When we put most of our back issues up for free download on our website in 2009, we could tell that many people were accessing them from many countries whose libraries did not hold print or electronic subscriptions (yes, we have fans in Burkina Faso). Unfortunately, we can’t tell what these readers make of the material they download. We decided that the journal should do more to promote these issues, still a record of the history of Canadian literature and still useful in understanding it. We are now developing CanLit Guides, a teaching and learning resource that is aimed at first- and second-year students in Canadian literature courses. Funded by UBC’s Teaching and Learning Enhancement Fund, the guides draw heavily on the poetry published in these issues, as well as directing students to critical articles, sometimes to several articles with differing viewpoints. Without the consistently eclectic approach of the journal, this project would be considerably less practical. We have one guide online that Laura Moss, one of our associate editors, and Mike Borkent, one of our graduate researchers, have been testing out in classrooms last term, to very positive response. I think that Woodcock would have been pleased that someone in Burkina Faso might be reading the journal without charge, but also pleased that what once might have been seen as dead issues are now being revitalized for a new purpose, one that allows us to continue international outreach despite cuts to state support for the development of international curriculum in Canadian literature. The guides are at

Works Cited

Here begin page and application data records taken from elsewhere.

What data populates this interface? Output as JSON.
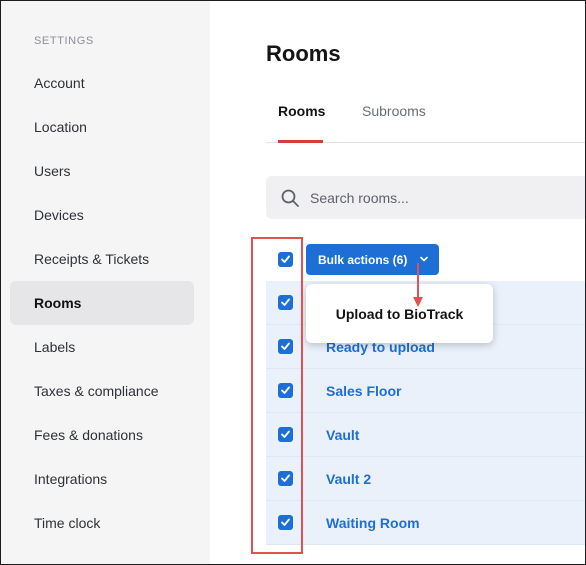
{
  "sidebar": {
    "heading": "SETTINGS",
    "items": [
      {
        "label": "Account"
      },
      {
        "label": "Location"
      },
      {
        "label": "Users"
      },
      {
        "label": "Devices"
      },
      {
        "label": "Receipts & Tickets"
      },
      {
        "label": "Rooms"
      },
      {
        "label": "Labels"
      },
      {
        "label": "Taxes & compliance"
      },
      {
        "label": "Fees & donations"
      },
      {
        "label": "Integrations"
      },
      {
        "label": "Time clock"
      }
    ],
    "active": "Rooms"
  },
  "main": {
    "title": "Rooms",
    "tabs": [
      {
        "label": "Rooms",
        "active": true
      },
      {
        "label": "Subrooms",
        "active": false
      }
    ],
    "search": {
      "placeholder": "Search rooms..."
    },
    "bulk_actions": {
      "label": "Bulk actions (6)",
      "selected_count": 6
    },
    "dropdown": {
      "item": "Upload to BioTrack"
    },
    "rooms": [
      {
        "name": "",
        "checked": true
      },
      {
        "name": "Ready to upload",
        "checked": true
      },
      {
        "name": "Sales Floor",
        "checked": true
      },
      {
        "name": "Vault",
        "checked": true
      },
      {
        "name": "Vault 2",
        "checked": true
      },
      {
        "name": "Waiting Room",
        "checked": true
      }
    ]
  },
  "colors": {
    "accent": "#1d6fd6",
    "tab_underline": "#d93a3a",
    "annotation": "#e05252",
    "sidebar_bg": "#f5f5f6",
    "row_bg": "#eaf1fb"
  },
  "icons": {
    "search": "search-icon",
    "check": "checkmark-icon",
    "chevron": "chevron-down-icon"
  }
}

  • Dart, Ron. West-Coast Literary-Political Clashes: 1960-85. Making Waves: Reading BC and Pacific Northwest Literature. Ed. Trevor Carolan. Abbotsford, BC: U of the Fraser Valley P; Vancouver: Anvil, 2010. 143-60. Print.
  • Davey, Frank. Surviving the Paraphrase. Canadian Literature 70 (1976): 5-13. Print.
  • Fee, Margery. Beyond Boomer Nationalism. Canadian Literature 206 (2010): 6-11. Print.
  • Fetherling, George. The Gentle Anarchist: A Life of George Woodcock. Vancouver: Douglas & McIntyre, 1998. Print.
  • Potter, Laura. A Short History of Canadian Literature. Ed. W. H. New et al. From a Speaking Place: Writings from the First Fifty Years of Canadian Literature. Vancouver: Ronsdale, 2009. 150-59. Print.
  • Ricou, Laurie and Lorraine Weir. Dialogue. Canadian Literature 110 (1986): 2-6. Print.
  • Ward, Colin. The Writer and Off-beat Politics. A Political Art: Essays and Images in Honour of George Woodcock. Ed. W. H. New. Vancouver: U of British Columbia P, 1978. 201-04. Print.
  • Woodcock, George. A Plea for the Anti-Nation. Canadian Forum 52.1 (1972): 16-19. Print.

This editorial originally appeared in Canadian Literature 214 (Autumn 2012): 6-13.

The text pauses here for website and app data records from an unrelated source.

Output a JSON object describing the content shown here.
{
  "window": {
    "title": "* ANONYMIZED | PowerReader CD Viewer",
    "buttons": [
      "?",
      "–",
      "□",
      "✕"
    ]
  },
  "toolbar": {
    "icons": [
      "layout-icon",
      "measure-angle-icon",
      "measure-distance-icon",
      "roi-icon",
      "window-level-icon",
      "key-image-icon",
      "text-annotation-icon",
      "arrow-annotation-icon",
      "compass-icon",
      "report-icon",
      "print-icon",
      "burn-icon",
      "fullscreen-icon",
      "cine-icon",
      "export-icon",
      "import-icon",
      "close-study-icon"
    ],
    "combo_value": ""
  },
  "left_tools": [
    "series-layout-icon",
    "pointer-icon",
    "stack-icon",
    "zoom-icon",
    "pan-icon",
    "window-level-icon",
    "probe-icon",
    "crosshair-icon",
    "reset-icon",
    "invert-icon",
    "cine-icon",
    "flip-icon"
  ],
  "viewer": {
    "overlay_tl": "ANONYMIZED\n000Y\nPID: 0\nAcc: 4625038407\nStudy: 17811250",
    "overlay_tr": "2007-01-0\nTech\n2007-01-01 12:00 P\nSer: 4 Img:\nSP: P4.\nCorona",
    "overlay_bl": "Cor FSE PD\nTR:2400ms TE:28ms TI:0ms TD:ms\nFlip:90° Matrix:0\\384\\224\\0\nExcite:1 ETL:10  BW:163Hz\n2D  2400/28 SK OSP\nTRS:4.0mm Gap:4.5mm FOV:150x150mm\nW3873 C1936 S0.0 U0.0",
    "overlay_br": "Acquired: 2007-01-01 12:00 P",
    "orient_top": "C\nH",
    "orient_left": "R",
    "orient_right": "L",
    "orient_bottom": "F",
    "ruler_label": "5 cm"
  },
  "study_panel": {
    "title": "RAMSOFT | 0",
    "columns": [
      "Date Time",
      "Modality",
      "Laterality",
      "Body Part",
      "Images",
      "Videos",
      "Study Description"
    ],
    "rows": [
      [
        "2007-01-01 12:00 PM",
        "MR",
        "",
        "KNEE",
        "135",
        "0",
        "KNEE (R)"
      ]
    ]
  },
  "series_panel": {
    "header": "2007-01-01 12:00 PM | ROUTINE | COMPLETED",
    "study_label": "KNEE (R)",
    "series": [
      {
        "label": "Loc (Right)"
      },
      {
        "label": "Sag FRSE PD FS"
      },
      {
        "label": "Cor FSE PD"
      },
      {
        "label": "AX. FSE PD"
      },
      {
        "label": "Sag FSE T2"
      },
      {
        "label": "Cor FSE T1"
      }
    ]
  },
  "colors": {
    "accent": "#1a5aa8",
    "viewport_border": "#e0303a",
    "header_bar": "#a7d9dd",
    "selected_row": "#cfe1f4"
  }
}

Please note that works on the Canadian Literature website may not be the final versions as they appear in the journal, as additional editing may take place between the web and print versions. If you are quoting reviews, articles, and/or poems from the Canadian Literature website, please indicate the date of access.